In their study, Havill and her colleagues examined femurs from 101 baboons from the pedigreed colony at Southwest National Primate Research Center. All had died for reasons unrelated to this research project. Their bones were obtained during necropsy and preserved. The researchers did microscopic examinations and found differences in bone remodeling dynamics that were influenced by inherited differences among the animals.

"Baboons are anatomically and physiologically very similar to humans, and these animals live a long time, so they develop many of the same age-related diseases that we do," Havill said. "This makes them a good model for age-related diseases such as osteoporosis. The results of this study suggest an explanation for why some women respond differently to the widely prescribed bisphosphonates."

"This supports the potential for a scenario in which certain individuals who are genetically predisposed to cortical microstructure that is less mechanically advantageous may experience disadvantageous responses to remodeling suppression, such as being at higher risk for atypical femoral fractures," Havill wrote in the study.


'/>"/>

Contact: Joseph Carey
jcarey@txbiomed.org
210-258-9437
Texas Biomedical Research Institute
Source:Eurekalert

Related biology news :

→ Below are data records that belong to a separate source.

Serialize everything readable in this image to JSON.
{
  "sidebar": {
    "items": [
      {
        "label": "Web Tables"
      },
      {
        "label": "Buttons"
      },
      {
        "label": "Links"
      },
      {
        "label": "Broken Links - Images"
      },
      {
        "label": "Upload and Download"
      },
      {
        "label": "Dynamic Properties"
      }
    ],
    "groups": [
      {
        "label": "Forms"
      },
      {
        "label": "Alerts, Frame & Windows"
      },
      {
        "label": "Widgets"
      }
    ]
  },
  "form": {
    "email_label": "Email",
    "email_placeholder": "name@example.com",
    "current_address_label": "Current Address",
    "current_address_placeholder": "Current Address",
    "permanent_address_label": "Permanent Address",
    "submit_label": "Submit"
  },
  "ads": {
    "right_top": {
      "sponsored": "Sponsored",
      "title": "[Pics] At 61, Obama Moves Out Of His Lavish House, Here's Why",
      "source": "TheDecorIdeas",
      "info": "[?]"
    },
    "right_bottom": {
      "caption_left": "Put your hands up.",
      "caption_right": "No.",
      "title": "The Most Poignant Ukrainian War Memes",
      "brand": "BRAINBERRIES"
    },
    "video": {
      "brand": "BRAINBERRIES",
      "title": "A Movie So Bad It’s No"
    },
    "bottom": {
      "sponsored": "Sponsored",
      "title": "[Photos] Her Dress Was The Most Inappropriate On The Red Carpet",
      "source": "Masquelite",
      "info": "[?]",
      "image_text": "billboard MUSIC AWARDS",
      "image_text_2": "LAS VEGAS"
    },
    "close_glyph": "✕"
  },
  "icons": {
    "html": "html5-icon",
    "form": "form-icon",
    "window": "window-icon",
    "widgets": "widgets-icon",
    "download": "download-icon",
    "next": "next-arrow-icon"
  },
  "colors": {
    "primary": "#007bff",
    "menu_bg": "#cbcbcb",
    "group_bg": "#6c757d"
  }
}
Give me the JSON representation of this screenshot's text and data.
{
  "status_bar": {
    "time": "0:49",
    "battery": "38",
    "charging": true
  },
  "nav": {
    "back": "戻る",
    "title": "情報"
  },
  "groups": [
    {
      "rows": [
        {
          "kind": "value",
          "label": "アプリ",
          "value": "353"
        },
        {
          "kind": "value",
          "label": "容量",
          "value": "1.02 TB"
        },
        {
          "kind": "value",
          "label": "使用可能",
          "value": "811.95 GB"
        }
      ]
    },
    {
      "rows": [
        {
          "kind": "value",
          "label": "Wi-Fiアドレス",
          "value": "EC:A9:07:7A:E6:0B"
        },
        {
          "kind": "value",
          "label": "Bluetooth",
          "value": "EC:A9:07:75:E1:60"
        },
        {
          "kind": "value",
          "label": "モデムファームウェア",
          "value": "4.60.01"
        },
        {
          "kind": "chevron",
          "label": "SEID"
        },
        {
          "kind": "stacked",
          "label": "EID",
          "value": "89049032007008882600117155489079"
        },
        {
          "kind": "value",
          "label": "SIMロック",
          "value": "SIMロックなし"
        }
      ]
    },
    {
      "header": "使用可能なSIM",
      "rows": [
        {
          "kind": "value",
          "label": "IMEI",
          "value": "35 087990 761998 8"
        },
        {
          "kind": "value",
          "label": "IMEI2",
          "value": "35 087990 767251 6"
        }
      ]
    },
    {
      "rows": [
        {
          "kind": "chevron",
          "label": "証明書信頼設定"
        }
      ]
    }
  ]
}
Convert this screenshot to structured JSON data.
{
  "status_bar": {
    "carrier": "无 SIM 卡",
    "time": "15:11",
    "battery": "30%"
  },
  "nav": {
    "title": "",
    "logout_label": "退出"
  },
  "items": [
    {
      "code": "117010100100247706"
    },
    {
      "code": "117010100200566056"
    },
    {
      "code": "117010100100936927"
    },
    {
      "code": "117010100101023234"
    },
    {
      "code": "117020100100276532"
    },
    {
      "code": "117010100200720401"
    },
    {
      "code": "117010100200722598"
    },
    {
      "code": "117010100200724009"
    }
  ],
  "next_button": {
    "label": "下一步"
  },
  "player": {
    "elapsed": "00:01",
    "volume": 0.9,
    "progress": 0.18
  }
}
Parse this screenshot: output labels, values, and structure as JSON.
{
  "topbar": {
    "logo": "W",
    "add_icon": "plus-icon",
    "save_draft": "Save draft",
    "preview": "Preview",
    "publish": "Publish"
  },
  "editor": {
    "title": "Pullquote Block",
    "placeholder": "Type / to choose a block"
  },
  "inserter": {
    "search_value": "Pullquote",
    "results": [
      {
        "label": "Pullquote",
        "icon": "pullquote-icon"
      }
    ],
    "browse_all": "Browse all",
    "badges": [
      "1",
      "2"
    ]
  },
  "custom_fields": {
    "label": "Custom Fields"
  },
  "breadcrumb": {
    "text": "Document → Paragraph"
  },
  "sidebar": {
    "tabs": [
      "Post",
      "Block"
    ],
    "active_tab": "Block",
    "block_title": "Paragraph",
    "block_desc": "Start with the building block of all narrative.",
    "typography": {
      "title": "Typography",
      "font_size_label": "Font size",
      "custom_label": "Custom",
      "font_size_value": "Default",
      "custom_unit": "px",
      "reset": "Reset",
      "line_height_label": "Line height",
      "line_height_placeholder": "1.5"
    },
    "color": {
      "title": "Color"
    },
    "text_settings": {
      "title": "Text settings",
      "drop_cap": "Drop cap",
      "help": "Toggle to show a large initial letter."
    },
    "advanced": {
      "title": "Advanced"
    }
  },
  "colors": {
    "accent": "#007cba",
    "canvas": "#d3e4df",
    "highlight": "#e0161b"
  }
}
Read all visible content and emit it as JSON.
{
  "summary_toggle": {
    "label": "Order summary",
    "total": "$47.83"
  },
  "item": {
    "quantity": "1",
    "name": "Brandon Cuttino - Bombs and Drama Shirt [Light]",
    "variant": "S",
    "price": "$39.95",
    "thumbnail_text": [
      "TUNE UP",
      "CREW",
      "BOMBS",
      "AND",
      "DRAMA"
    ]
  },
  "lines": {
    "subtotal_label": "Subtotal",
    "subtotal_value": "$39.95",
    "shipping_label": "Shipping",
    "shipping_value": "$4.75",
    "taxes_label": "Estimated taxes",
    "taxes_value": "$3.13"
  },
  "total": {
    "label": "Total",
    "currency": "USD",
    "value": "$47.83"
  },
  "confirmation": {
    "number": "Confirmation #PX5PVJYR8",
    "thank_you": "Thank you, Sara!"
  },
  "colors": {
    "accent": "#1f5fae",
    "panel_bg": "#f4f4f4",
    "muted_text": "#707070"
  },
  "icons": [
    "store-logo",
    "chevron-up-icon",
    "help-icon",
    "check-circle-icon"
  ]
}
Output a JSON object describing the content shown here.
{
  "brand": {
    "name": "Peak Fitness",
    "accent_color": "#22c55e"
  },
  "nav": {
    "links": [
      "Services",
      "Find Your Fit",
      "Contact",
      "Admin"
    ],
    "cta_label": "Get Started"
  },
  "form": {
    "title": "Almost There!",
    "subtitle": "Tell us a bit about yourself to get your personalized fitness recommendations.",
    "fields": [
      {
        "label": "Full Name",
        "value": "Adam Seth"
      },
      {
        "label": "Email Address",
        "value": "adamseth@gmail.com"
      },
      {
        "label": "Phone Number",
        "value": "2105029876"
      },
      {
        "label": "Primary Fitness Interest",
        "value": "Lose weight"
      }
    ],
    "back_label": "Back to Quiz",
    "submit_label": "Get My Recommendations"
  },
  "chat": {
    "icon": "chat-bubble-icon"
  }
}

1. Immunity studies cross scientific and continental borders (video)
2. ARC Future Fellows awarded $2.2M for immune and inflammation studies
3. Generation length for mammals: An essential reference point for conservation studies
4. Population Council to present more than 40 studies at International Conference on Family Planning
5. Mouse studies reveal promising vitamin D-based treatment for MS
6. Sam Houston State studies DNA preservation in mass disasters
7. HB-EGF protects intestines from a variety of injuries, pair of studies suggests
8. Neutron studies of HIV inhibitors reveal new areas for improvement
9. Mercy Lab Offers Faster On-demand Diabetes Testing, Cellular Studies
10. Family studies suggest rare genetic mutations team up to cause schizophrenia
11. UCI researchers find sea anemone venom-derived compound effective in anti-obesity studies
Post Your Comments:
*Name:
*Comment:
*Email:
(Date:5/23/2017)...  Hunova, the first robotic gym for the rehabilitation and functional motor ... Genoa, Italy . The first 30 robots will be ... USA . The technology was developed and patented at the ... spin-off Movendo Technology thanks to a 10 million euro investment from entrepreneur ... ...
(Date:5/6/2017)... , May 5, 2017 ... just announced a new breakthrough in biometric authentication ... exploits quantum mechanical properties to perform biometric authentication. These ... smart semiconductor material created by Ram Group and ... finance, entertainment, transportation, supply chains and security. Ram ...
(Date:4/18/2017)... Inc., a global expert in SoC-based imaging and computing solutions, has ... features the company,s hybrid codec technology. A demonstration utilizing TeraFaces ® ... be showcased during the upcoming Medtec Japan at Tokyo Big Sight ... Las Vegas Convention Center April 24-27. ... Click here for an image of the ...
Breaking Biology News(10 mins):
(Date:7/20/2017)... ... July 20, 2017 , ... The ... the Elihu Thomson Professor of Electrical Engineering and Computer Science at the Massachusetts ... Presented annually, the award recognizes an individual who has made and is continuing ...
(Date:7/20/2017)... ... July 20, 2017 , ... Corista, a leader in ... intelligence Tuesday, July 25, during the Association of Pathology Chairs’ Jubilee Meeting in ... , Baras, Associate Director of Pathology Informatics, will present “The Digital Pathology Experience ...
(Date:7/18/2017)... ... 18, 2017 , ... Sourcing custom glass or quartz parts can be a ... to properly execute your job can take many hours of emails, phone calls and ... designed to showcase the company’s capabilities and core custom categories, and enables you to ...
(Date:7/18/2017)... ... July 18, 2017 , ... ... Software ( https://dataformsoftware.com ) announces the migration of its flagship cloud-based product Planet ... is a team-centric, enterprise work management system that merges strategic and financial planning ...
Breaking Biology Technology: